- _Required work_:
Reproduce the listing in full. Omit the pictures.

- _Data shown_:
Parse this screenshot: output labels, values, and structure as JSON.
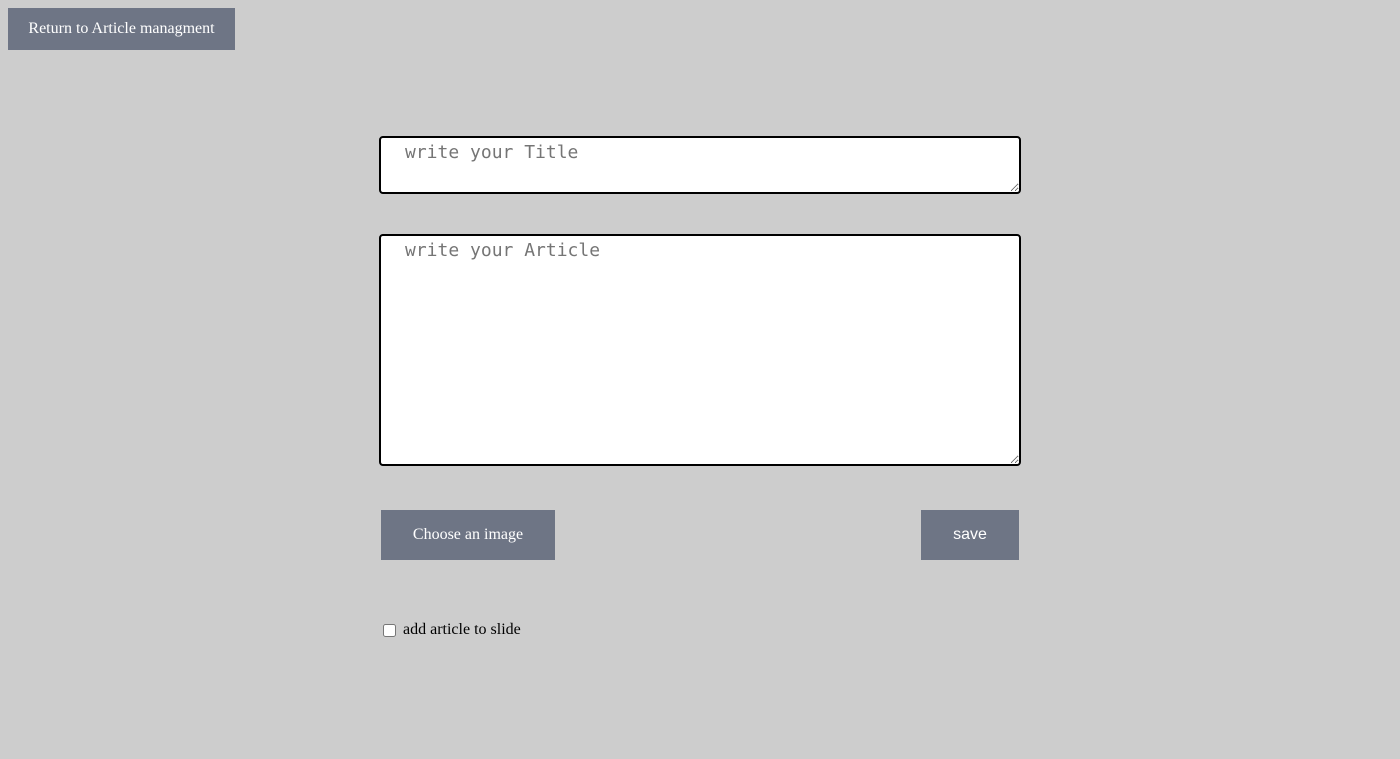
{
  "header": {
    "back_label": "Return to Article managment"
  },
  "form": {
    "title_placeholder": "write your Title",
    "title_value": "",
    "article_placeholder": "write your Article",
    "article_value": "",
    "choose_image_label": "Choose an image",
    "save_label": "save",
    "slide_checkbox_label": "add article to slide",
    "slide_checked": false
  },
  "colors": {
    "background": "#cdcdcd",
    "button": "#6e7585",
    "button_text": "#ffffff"
  }
}
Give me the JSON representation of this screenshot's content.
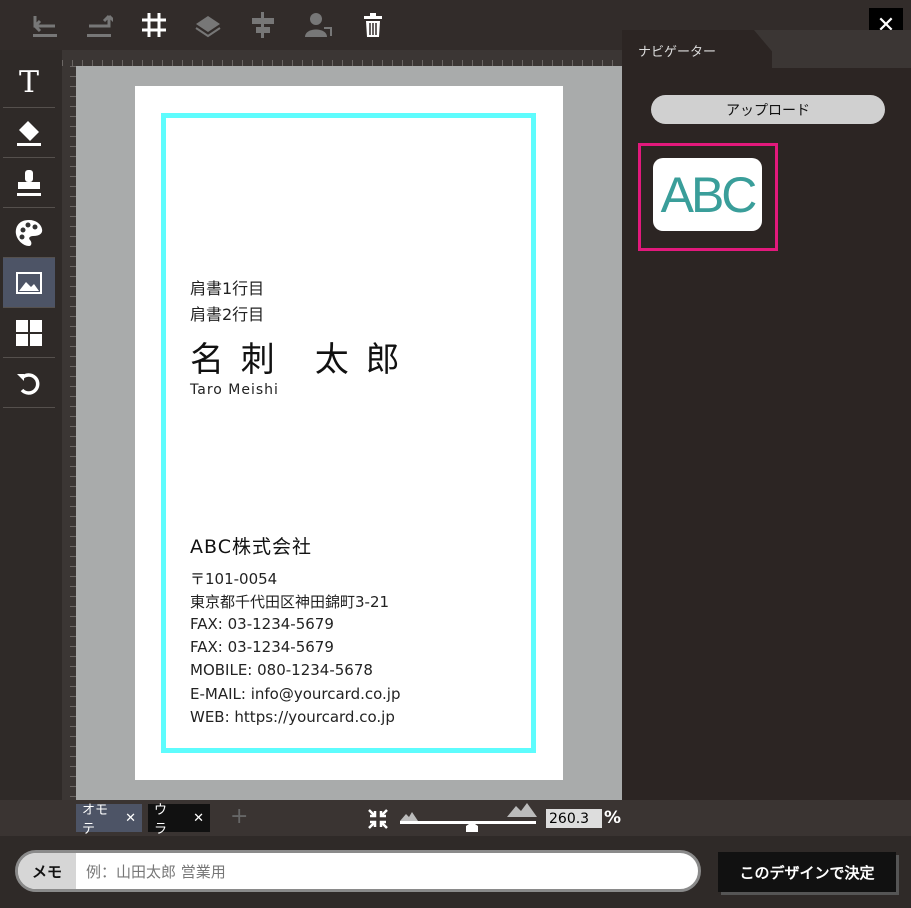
{
  "toolbar": {
    "icons": [
      "undo-icon",
      "redo-icon",
      "grid-icon",
      "layer-icon",
      "align-icon",
      "person-icon",
      "trash-icon"
    ],
    "close_symbol": "✕"
  },
  "left_tools": {
    "text_symbol": "T",
    "items": [
      "text-tool",
      "eraser-tool",
      "stamp-tool",
      "palette-tool",
      "image-tool",
      "layout-tool",
      "reset-tool"
    ],
    "active": "image-tool"
  },
  "card": {
    "title_line1": "肩書1行目",
    "title_line2": "肩書2行目",
    "name": "名 刺　太 郎",
    "name_roman": "Taro Meishi",
    "company": "ABC株式会社",
    "postal": "〒101-0054",
    "address": "東京都千代田区神田錦町3-21",
    "fax1": "FAX: 03-1234-5679",
    "fax2": "FAX: 03-1234-5679",
    "mobile": "MOBILE: 080-1234-5678",
    "email": "E-MAIL: info@yourcard.co.jp",
    "web": "WEB: https://yourcard.co.jp",
    "border_color": "#5efcfd"
  },
  "navigator": {
    "tab_label": "ナビゲーター",
    "upload_label": "アップロード",
    "logo_text": "ABC",
    "logo_color": "#3a9e9a",
    "highlight_color": "#e2197c"
  },
  "bottom": {
    "tab_front": "オモテ",
    "tab_back": "ウラ",
    "close_symbol": "✕",
    "add_symbol": "+",
    "zoom_value": "260.3",
    "zoom_unit": "%",
    "zoom_level": 0.37
  },
  "memo": {
    "label": "メモ",
    "placeholder": "例：山田太郎 営業用",
    "value": ""
  },
  "decide_label": "このデザインで決定"
}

- _Completed task_:
Parse this screenshot: output labels, values, and structure as JSON.
{
  "header": {
    "back_label": "Return to Article managment"
  },
  "form": {
    "title_placeholder": "write your Title",
    "title_value": "",
    "article_placeholder": "write your Article",
    "article_value": "",
    "choose_image_label": "Choose an image",
    "save_label": "save",
    "slide_checkbox_label": "add article to slide",
    "slide_checked": false
  },
  "colors": {
    "background": "#cdcdcd",
    "button": "#6e7585",
    "button_text": "#ffffff"
  }
}
Give me the JSON representation of this screenshot's content.
{
  "toolbar": {
    "icons": [
      "undo-icon",
      "redo-icon",
      "grid-icon",
      "layer-icon",
      "align-icon",
      "person-icon",
      "trash-icon"
    ],
    "close_symbol": "✕"
  },
  "left_tools": {
    "text_symbol": "T",
    "items": [
      "text-tool",
      "eraser-tool",
      "stamp-tool",
      "palette-tool",
      "image-tool",
      "layout-tool",
      "reset-tool"
    ],
    "active": "image-tool"
  },
  "card": {
    "title_line1": "肩書1行目",
    "title_line2": "肩書2行目",
    "name": "名 刺　太 郎",
    "name_roman": "Taro Meishi",
    "company": "ABC株式会社",
    "postal": "〒101-0054",
    "address": "東京都千代田区神田錦町3-21",
    "fax1": "FAX: 03-1234-5679",
    "fax2": "FAX: 03-1234-5679",
    "mobile": "MOBILE: 080-1234-5678",
    "email": "E-MAIL: info@yourcard.co.jp",
    "web": "WEB: https://yourcard.co.jp",
    "border_color": "#5efcfd"
  },
  "navigator": {
    "tab_label": "ナビゲーター",
    "upload_label": "アップロード",
    "logo_text": "ABC",
    "logo_color": "#3a9e9a",
    "highlight_color": "#e2197c"
  },
  "bottom": {
    "tab_front": "オモテ",
    "tab_back": "ウラ",
    "close_symbol": "✕",
    "add_symbol": "+",
    "zoom_value": "260.3",
    "zoom_unit": "%",
    "zoom_level": 0.37
  },
  "memo": {
    "label": "メモ",
    "placeholder": "例：山田太郎 営業用",
    "value": ""
  },
  "decide_label": "このデザインで決定"
}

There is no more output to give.